WHAT NEEDS TO BE DONE: Please return the listing below exactly, without any of its pictures.

SOURCE MATERIAL:

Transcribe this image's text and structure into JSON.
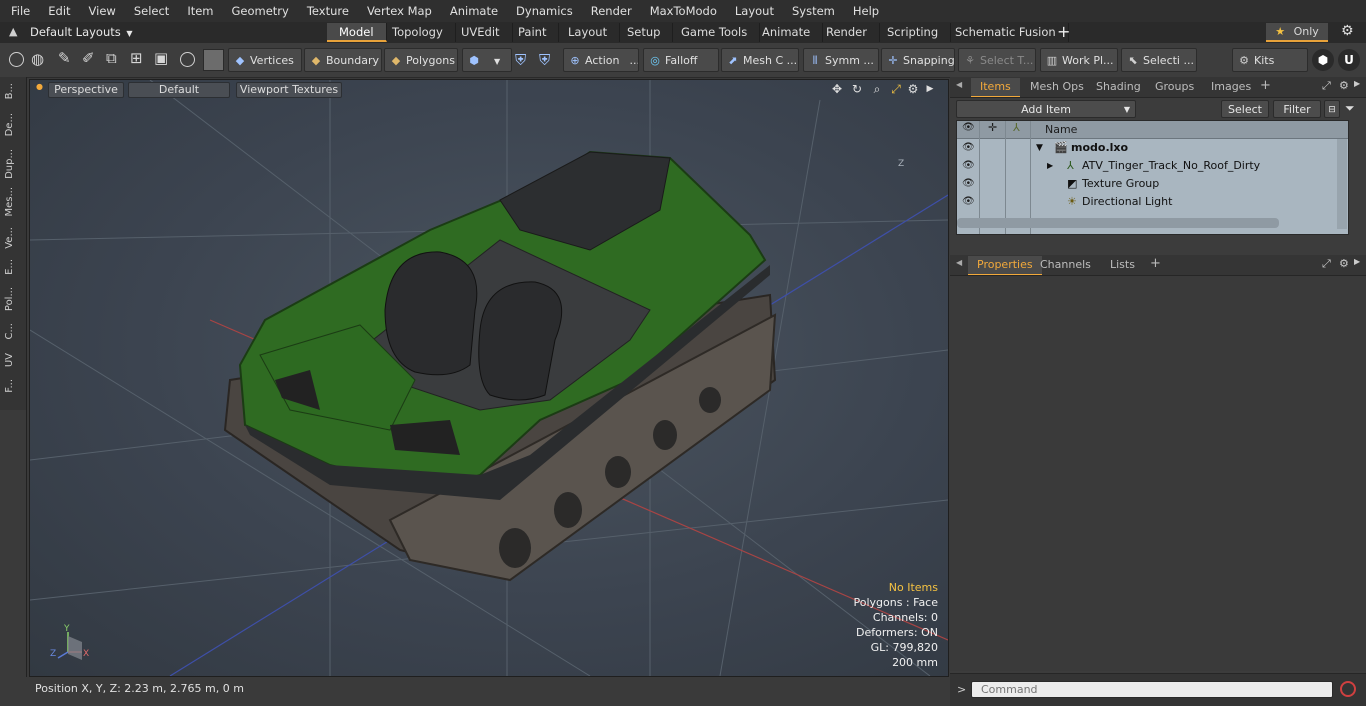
{
  "menu": [
    "File",
    "Edit",
    "View",
    "Select",
    "Item",
    "Geometry",
    "Texture",
    "Vertex Map",
    "Animate",
    "Dynamics",
    "Render",
    "MaxToModo",
    "Layout",
    "System",
    "Help"
  ],
  "layout_select": "Default Layouts",
  "tabs": [
    "Model",
    "Topology",
    "UVEdit",
    "Paint",
    "Layout",
    "Setup",
    "Game Tools",
    "Animate",
    "Render",
    "Scripting",
    "Schematic Fusion"
  ],
  "active_tab": "Model",
  "only_label": "Only",
  "toolbar": {
    "vertices": "Vertices",
    "boundary": "Boundary",
    "polygons": "Polygons",
    "action": "Action",
    "falloff": "Falloff",
    "mesh_c": "Mesh C ...",
    "symm": "Symm ...",
    "snapping": "Snapping",
    "select_t": "Select T...",
    "work_pl": "Work Pl...",
    "selecti": "Selecti ...",
    "kits": "Kits"
  },
  "left_tabs": [
    "B...",
    "De...",
    "Dup...",
    "Mes...",
    "Ve...",
    "E...",
    "Pol...",
    "C...",
    "UV",
    "F..."
  ],
  "viewport": {
    "view": "Perspective",
    "shading": "Default",
    "textures": "Viewport Textures",
    "info": {
      "no_items": "No Items",
      "polygons": "Polygons : Face",
      "channels": "Channels: 0",
      "deformers": "Deformers: ON",
      "gl": "GL: 799,820",
      "scale": "200 mm"
    },
    "axis_labels": {
      "y": "Y",
      "z": "Z",
      "x": "X"
    },
    "corner_label": "Z"
  },
  "status": {
    "position": "Position X, Y, Z:   2.23 m, 2.765 m, 0 m"
  },
  "items_panel": {
    "tabs": [
      "Items",
      "Mesh Ops",
      "Shading",
      "Groups",
      "Images"
    ],
    "active_tab": "Items",
    "add_item": "Add Item",
    "select": "Select",
    "filter": "Filter",
    "column_name": "Name",
    "tree": [
      {
        "label": "modo.lxo",
        "level": 0,
        "bold": true
      },
      {
        "label": "ATV_Tinger_Track_No_Roof_Dirty",
        "level": 1,
        "bold": false
      },
      {
        "label": "Texture Group",
        "level": 1,
        "bold": false
      },
      {
        "label": "Directional Light",
        "level": 1,
        "bold": false
      }
    ]
  },
  "properties_panel": {
    "tabs": [
      "Properties",
      "Channels",
      "Lists"
    ],
    "active_tab": "Properties"
  },
  "command": {
    "placeholder": "Command",
    "prompt": ">"
  },
  "colors": {
    "accent": "#f2a93b",
    "vehicle_body": "#2f6b22",
    "vehicle_dark": "#2a2c2e",
    "viewport_bg": "#3c4450"
  }
}
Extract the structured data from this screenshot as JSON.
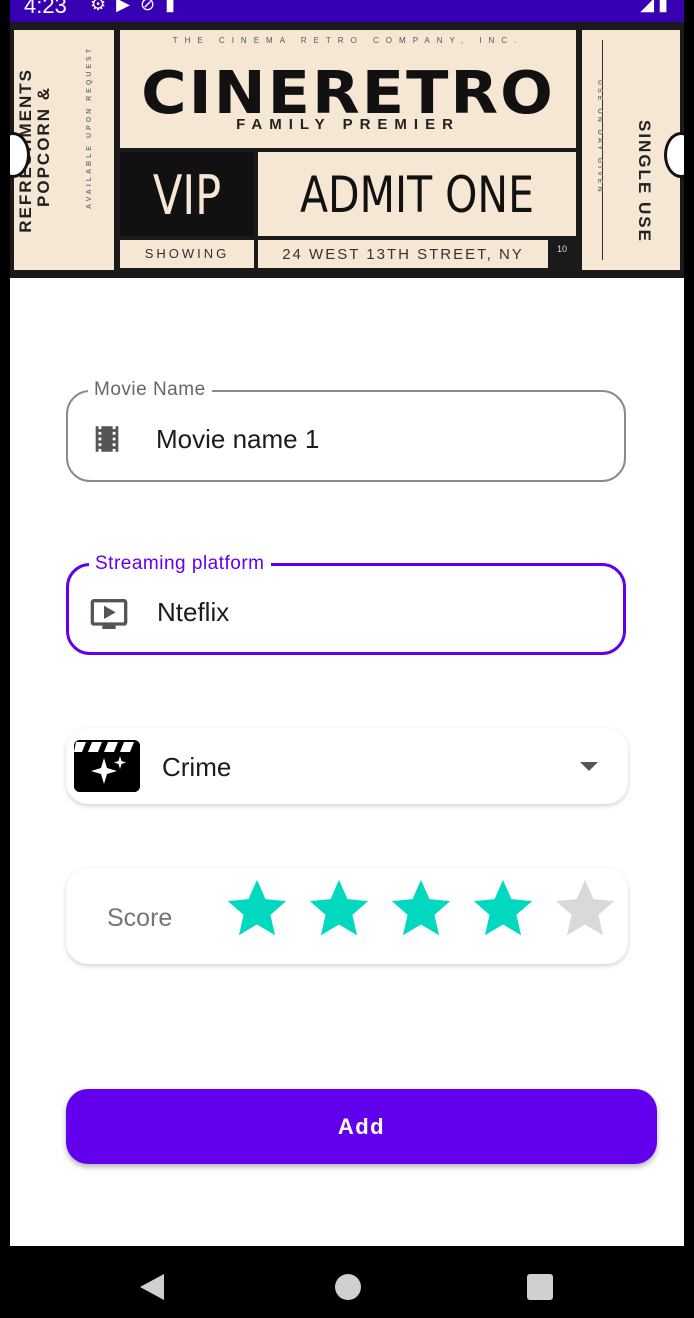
{
  "status_bar": {
    "time": "4:23",
    "icons_left": [
      "gear-icon",
      "play-protect-icon",
      "no-data-icon",
      "sd-card-icon"
    ],
    "icons_right": [
      "wifi-icon",
      "signal-icon",
      "battery-icon"
    ]
  },
  "banner": {
    "company": "THE CINEMA RETRO COMPANY, INC.",
    "brand": "CINERETRO",
    "subtitle": "FAMILY PREMIER",
    "vip": "VIP",
    "admit": "ADMIT ONE",
    "showing": "SHOWING",
    "address": "24 WEST 13TH STREET, NY",
    "number": "10",
    "left_line1": "POPCORN &",
    "left_line2": "REFRESHMENTS",
    "left_small": "AVAILABLE UPON REQUEST",
    "right_big": "SINGLE USE",
    "right_small": "USE ON DAY GIVEN"
  },
  "form": {
    "movie_name": {
      "label": "Movie Name",
      "value": "Movie name 1",
      "icon": "film-strip-icon"
    },
    "platform": {
      "label": "Streaming platform",
      "value": "Nteflix",
      "icon": "tv-play-icon"
    },
    "genre": {
      "value": "Crime",
      "icon": "clapperboard-sparkle-icon"
    },
    "score": {
      "label": "Score",
      "rating": 4,
      "max": 5,
      "filled_color": "#00d9c0",
      "empty_color": "#d9d9d9"
    },
    "add_label": "Add"
  },
  "colors": {
    "primary": "#6200ee",
    "status_bar": "#3700b3"
  },
  "nav": {
    "icons": [
      "back-icon",
      "home-icon",
      "recents-icon"
    ]
  }
}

TASK SOLUTION:
Transcribe this image's text and structure into JSON.
{
  "menu": [
    "File",
    "Edit",
    "View",
    "Select",
    "Item",
    "Geometry",
    "Texture",
    "Vertex Map",
    "Animate",
    "Dynamics",
    "Render",
    "MaxToModo",
    "Layout",
    "System",
    "Help"
  ],
  "layout_select": "Default Layouts",
  "tabs": [
    "Model",
    "Topology",
    "UVEdit",
    "Paint",
    "Layout",
    "Setup",
    "Game Tools",
    "Animate",
    "Render",
    "Scripting",
    "Schematic Fusion"
  ],
  "active_tab": "Model",
  "only_label": "Only",
  "toolbar": {
    "vertices": "Vertices",
    "boundary": "Boundary",
    "polygons": "Polygons",
    "action": "Action",
    "falloff": "Falloff",
    "mesh_c": "Mesh C ...",
    "symm": "Symm ...",
    "snapping": "Snapping",
    "select_t": "Select T...",
    "work_pl": "Work Pl...",
    "selecti": "Selecti ...",
    "kits": "Kits"
  },
  "left_tabs": [
    "B...",
    "De...",
    "Dup...",
    "Mes...",
    "Ve...",
    "E...",
    "Pol...",
    "C...",
    "UV",
    "F..."
  ],
  "viewport": {
    "view": "Perspective",
    "shading": "Default",
    "textures": "Viewport Textures",
    "info": {
      "no_items": "No Items",
      "polygons": "Polygons : Face",
      "channels": "Channels: 0",
      "deformers": "Deformers: ON",
      "gl": "GL: 799,820",
      "scale": "200 mm"
    },
    "axis_labels": {
      "y": "Y",
      "z": "Z",
      "x": "X"
    },
    "corner_label": "Z"
  },
  "status": {
    "position": "Position X, Y, Z:   2.23 m, 2.765 m, 0 m"
  },
  "items_panel": {
    "tabs": [
      "Items",
      "Mesh Ops",
      "Shading",
      "Groups",
      "Images"
    ],
    "active_tab": "Items",
    "add_item": "Add Item",
    "select": "Select",
    "filter": "Filter",
    "column_name": "Name",
    "tree": [
      {
        "label": "modo.lxo",
        "level": 0,
        "bold": true
      },
      {
        "label": "ATV_Tinger_Track_No_Roof_Dirty",
        "level": 1,
        "bold": false
      },
      {
        "label": "Texture Group",
        "level": 1,
        "bold": false
      },
      {
        "label": "Directional Light",
        "level": 1,
        "bold": false
      }
    ]
  },
  "properties_panel": {
    "tabs": [
      "Properties",
      "Channels",
      "Lists"
    ],
    "active_tab": "Properties"
  },
  "command": {
    "placeholder": "Command",
    "prompt": ">"
  },
  "colors": {
    "accent": "#f2a93b",
    "vehicle_body": "#2f6b22",
    "vehicle_dark": "#2a2c2e",
    "viewport_bg": "#3c4450"
  }
}
Extract the structured data from this screenshot as JSON.
{
  "status_bar": {
    "time": "4:23",
    "icons_left": [
      "gear-icon",
      "play-protect-icon",
      "no-data-icon",
      "sd-card-icon"
    ],
    "icons_right": [
      "wifi-icon",
      "signal-icon",
      "battery-icon"
    ]
  },
  "banner": {
    "company": "THE CINEMA RETRO COMPANY, INC.",
    "brand": "CINERETRO",
    "subtitle": "FAMILY PREMIER",
    "vip": "VIP",
    "admit": "ADMIT ONE",
    "showing": "SHOWING",
    "address": "24 WEST 13TH STREET, NY",
    "number": "10",
    "left_line1": "POPCORN &",
    "left_line2": "REFRESHMENTS",
    "left_small": "AVAILABLE UPON REQUEST",
    "right_big": "SINGLE USE",
    "right_small": "USE ON DAY GIVEN"
  },
  "form": {
    "movie_name": {
      "label": "Movie Name",
      "value": "Movie name 1",
      "icon": "film-strip-icon"
    },
    "platform": {
      "label": "Streaming platform",
      "value": "Nteflix",
      "icon": "tv-play-icon"
    },
    "genre": {
      "value": "Crime",
      "icon": "clapperboard-sparkle-icon"
    },
    "score": {
      "label": "Score",
      "rating": 4,
      "max": 5,
      "filled_color": "#00d9c0",
      "empty_color": "#d9d9d9"
    },
    "add_label": "Add"
  },
  "colors": {
    "primary": "#6200ee",
    "status_bar": "#3700b3"
  },
  "nav": {
    "icons": [
      "back-icon",
      "home-icon",
      "recents-icon"
    ]
  }
}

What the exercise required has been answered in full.